Chris didn't get a chance to grow old with his wife. He was forty eight when he passed from this world to the next. He taught me a very important lesson, one that I used as incentive to write my second novel. All along the way, Chris has been giving those around me signs that he is okay. During his service, he gave me mine. Our friend Robbie was giving his memories and read from the poem by Linda Ellis called "The Dash." Part of it says this…"the dates on their tombstone from the beginning…to the end. He noted that first came the date of birth and spoke of the following date with tears, but he said what mattered most of all was the dash between those years."
This took my breath as I used three of those words in my book that's currently at the editor. I even submitted those three words as an alternative title- "The Dash Between".

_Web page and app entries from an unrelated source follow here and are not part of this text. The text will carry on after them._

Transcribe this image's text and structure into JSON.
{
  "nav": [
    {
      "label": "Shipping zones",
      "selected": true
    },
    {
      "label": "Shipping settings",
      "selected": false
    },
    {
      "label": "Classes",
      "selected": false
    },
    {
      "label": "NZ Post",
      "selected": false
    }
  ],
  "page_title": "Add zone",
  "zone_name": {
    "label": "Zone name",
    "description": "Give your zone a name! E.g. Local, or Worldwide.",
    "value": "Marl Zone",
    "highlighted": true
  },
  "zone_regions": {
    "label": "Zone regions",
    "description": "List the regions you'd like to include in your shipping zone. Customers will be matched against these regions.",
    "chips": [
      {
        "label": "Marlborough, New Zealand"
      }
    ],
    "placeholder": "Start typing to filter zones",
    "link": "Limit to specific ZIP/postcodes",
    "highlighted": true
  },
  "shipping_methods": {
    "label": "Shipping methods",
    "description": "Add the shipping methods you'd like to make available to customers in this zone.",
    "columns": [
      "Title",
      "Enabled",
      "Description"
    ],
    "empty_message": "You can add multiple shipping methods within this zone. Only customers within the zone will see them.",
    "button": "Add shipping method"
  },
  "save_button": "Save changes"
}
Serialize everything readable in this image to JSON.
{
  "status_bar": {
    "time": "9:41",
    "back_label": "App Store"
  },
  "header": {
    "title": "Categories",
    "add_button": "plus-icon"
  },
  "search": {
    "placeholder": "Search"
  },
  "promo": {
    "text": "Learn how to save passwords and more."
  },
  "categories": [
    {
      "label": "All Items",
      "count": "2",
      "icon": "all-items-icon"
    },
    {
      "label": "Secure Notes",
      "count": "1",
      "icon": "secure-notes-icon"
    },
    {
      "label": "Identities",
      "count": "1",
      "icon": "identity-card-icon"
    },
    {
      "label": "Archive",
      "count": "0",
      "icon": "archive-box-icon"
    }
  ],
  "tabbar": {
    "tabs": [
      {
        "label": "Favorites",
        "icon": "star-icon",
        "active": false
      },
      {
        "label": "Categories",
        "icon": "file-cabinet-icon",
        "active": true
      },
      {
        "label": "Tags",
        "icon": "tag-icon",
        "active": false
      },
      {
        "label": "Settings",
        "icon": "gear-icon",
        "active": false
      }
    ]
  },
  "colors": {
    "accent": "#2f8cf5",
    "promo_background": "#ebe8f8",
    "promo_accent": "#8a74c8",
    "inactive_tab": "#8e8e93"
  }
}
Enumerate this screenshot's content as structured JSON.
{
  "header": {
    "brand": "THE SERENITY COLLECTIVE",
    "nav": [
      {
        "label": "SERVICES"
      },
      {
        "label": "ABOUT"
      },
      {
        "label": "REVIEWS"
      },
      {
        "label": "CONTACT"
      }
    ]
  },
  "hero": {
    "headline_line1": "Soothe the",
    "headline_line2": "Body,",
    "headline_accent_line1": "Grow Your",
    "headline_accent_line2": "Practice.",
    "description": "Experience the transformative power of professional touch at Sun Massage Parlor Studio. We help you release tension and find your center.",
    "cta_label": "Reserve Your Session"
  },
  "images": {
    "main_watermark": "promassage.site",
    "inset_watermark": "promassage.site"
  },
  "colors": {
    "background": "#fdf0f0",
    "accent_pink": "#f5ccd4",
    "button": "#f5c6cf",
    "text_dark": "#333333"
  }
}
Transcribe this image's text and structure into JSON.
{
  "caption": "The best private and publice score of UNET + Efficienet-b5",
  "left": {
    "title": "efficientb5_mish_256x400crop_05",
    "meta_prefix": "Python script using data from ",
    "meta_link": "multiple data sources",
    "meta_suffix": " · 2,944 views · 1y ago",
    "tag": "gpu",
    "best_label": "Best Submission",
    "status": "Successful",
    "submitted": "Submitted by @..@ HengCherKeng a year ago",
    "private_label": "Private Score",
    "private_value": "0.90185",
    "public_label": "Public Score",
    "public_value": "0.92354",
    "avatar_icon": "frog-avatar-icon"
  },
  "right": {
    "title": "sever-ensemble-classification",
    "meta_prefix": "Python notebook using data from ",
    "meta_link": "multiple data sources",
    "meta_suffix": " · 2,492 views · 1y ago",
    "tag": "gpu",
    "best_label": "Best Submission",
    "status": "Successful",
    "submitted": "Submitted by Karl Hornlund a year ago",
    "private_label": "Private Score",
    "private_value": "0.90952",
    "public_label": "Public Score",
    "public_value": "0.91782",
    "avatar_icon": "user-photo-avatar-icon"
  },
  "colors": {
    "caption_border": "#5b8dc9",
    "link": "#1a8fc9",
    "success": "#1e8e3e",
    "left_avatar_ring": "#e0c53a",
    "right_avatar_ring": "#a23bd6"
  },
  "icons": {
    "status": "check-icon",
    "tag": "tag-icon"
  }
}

Robbie didn't know this, nor did Chris. I'd been trying so hard to finish the book before Chris died. I did, then I got sick and was afraid to visit him out of fear for his weakened immune system. I also had some concerns about content in the book being hard for him, as it discusses the spouse left behind and how they are affected by their loved ones death. The day he died, we were going to see him were I was giving him a framed copy of the dedication along with a picture of Chris, his wife Kelly, my wife Darla and me.
We didn't make it before we got a call saying he'd passed in the night. I'll give this to Kelly at a later date.
Since Chris passed, I'd been watching and listening to people tell me about their message from Chris.
One had just happened on the day before his service. One of Chris' friends sat beside me in church and told me that the scripture we read that day, Pentecost Sunday, was significant to him and Chris. He relayed a hilarious story that had to do the scripture itself and a favorite memory. The scripture was the one about the apostles being given the Holy Spirit and being able to speak in all the different languages. The scripture says…"These people are not drunk, as you suppose. It's only nine in the morning!"
The ironic part was that he and Chris were sitting in church at nine in the morning and yes…you guessed it, they were still drunk from the night before. It was his message from Chris and it made me smile and laugh so hard, just the way Chris always did. Another friend told me of the cardinal that visited her just after she got the news.
There were others, so many it would seem unbelievable if I relayed them all to you. If I'd have known then what I know now, I'd have committed to memory down to the smallest detail of every minute with Chris and there were a lot.
For that, I'm glad my vision was 20/20 on what good friends Chris and Kelly were to become to my wife and me all those years ago.
My positive thoughts for you all are this. You can do nothing about what happened five seconds ago, but you can do something about what will happen five seconds from now. Live THANKS'LIVING', without regrets about what you didn't do.
Live each day with joy and promise. Make and be the change you want to see. Right now, you have the benefit of many years of "What I know now." USE IT WISELY! Our time on this earth if finite. Going back to the poem "The Dash Between", by Ellis…"What matters is how we live and love and how we lived….our dash." Be kind to yourself.